(Entries from a dataset of interfaces)
Content starts

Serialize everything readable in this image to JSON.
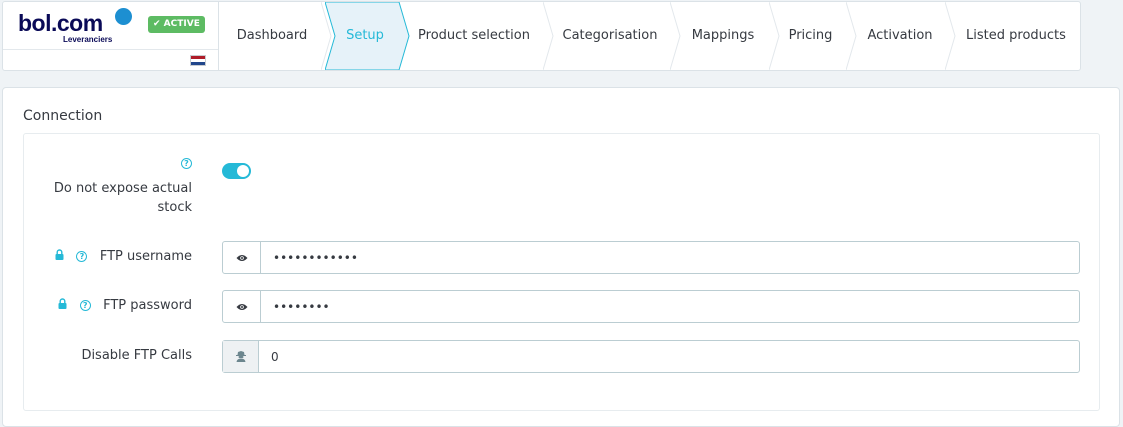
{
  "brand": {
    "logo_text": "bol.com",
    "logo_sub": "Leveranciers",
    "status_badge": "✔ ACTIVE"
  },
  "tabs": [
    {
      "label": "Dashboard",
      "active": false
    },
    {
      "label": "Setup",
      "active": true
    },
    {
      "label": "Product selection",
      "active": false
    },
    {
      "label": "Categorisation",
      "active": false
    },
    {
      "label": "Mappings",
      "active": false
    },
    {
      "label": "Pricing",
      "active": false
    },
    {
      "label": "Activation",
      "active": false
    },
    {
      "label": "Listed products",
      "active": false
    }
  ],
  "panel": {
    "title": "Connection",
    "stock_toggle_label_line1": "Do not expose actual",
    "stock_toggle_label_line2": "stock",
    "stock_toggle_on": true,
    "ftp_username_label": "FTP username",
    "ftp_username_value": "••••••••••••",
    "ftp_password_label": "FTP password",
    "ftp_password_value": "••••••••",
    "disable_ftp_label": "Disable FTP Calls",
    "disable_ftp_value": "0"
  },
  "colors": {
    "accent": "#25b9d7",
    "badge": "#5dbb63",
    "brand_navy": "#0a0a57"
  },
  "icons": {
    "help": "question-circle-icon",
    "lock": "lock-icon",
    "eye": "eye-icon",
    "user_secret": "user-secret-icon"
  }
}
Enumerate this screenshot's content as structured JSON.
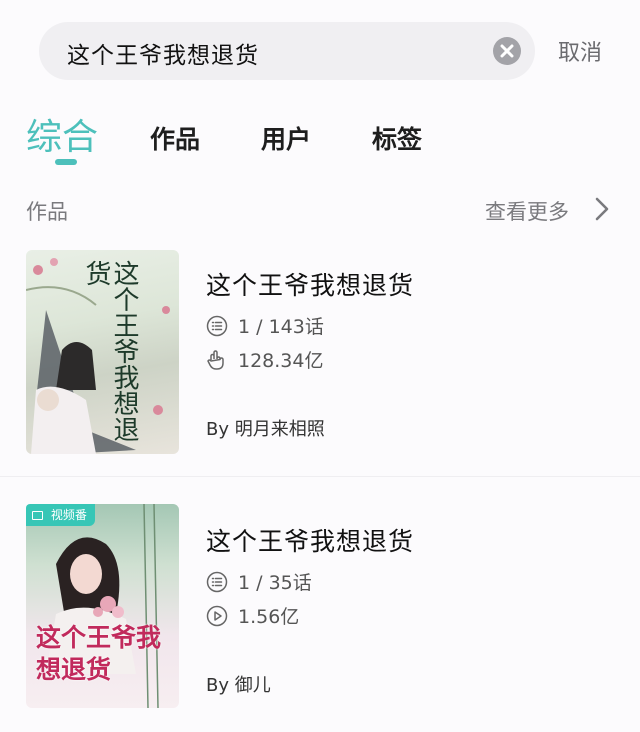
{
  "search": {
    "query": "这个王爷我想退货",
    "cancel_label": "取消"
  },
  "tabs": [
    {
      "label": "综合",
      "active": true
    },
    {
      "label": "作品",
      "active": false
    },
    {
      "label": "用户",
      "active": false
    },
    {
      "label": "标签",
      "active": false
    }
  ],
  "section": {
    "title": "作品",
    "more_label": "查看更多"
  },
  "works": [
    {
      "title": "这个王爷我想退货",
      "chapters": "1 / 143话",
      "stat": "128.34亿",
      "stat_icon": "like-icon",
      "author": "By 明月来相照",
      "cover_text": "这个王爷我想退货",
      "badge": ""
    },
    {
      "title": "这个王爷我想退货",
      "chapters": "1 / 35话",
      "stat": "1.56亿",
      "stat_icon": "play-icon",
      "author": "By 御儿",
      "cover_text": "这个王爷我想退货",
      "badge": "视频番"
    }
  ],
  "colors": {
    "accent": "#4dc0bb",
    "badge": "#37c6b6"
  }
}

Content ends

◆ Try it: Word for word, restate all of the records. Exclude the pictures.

◆ Written response:
Serialize everything readable in this image to JSON.
{
  "brand": {
    "logo_text": "bol.com",
    "logo_sub": "Leveranciers",
    "status_badge": "✔ ACTIVE"
  },
  "tabs": [
    {
      "label": "Dashboard",
      "active": false
    },
    {
      "label": "Setup",
      "active": true
    },
    {
      "label": "Product selection",
      "active": false
    },
    {
      "label": "Categorisation",
      "active": false
    },
    {
      "label": "Mappings",
      "active": false
    },
    {
      "label": "Pricing",
      "active": false
    },
    {
      "label": "Activation",
      "active": false
    },
    {
      "label": "Listed products",
      "active": false
    }
  ],
  "panel": {
    "title": "Connection",
    "stock_toggle_label_line1": "Do not expose actual",
    "stock_toggle_label_line2": "stock",
    "stock_toggle_on": true,
    "ftp_username_label": "FTP username",
    "ftp_username_value": "••••••••••••",
    "ftp_password_label": "FTP password",
    "ftp_password_value": "••••••••",
    "disable_ftp_label": "Disable FTP Calls",
    "disable_ftp_value": "0"
  },
  "colors": {
    "accent": "#25b9d7",
    "badge": "#5dbb63",
    "brand_navy": "#0a0a57"
  },
  "icons": {
    "help": "question-circle-icon",
    "lock": "lock-icon",
    "eye": "eye-icon",
    "user_secret": "user-secret-icon"
  }
}
Enumerate this screenshot's content as structured JSON.
{
  "search": {
    "query": "这个王爷我想退货",
    "cancel_label": "取消"
  },
  "tabs": [
    {
      "label": "综合",
      "active": true
    },
    {
      "label": "作品",
      "active": false
    },
    {
      "label": "用户",
      "active": false
    },
    {
      "label": "标签",
      "active": false
    }
  ],
  "section": {
    "title": "作品",
    "more_label": "查看更多"
  },
  "works": [
    {
      "title": "这个王爷我想退货",
      "chapters": "1 / 143话",
      "stat": "128.34亿",
      "stat_icon": "like-icon",
      "author": "By 明月来相照",
      "cover_text": "这个王爷我想退货",
      "badge": ""
    },
    {
      "title": "这个王爷我想退货",
      "chapters": "1 / 35话",
      "stat": "1.56亿",
      "stat_icon": "play-icon",
      "author": "By 御儿",
      "cover_text": "这个王爷我想退货",
      "badge": "视频番"
    }
  ],
  "colors": {
    "accent": "#4dc0bb",
    "badge": "#37c6b6"
  }
}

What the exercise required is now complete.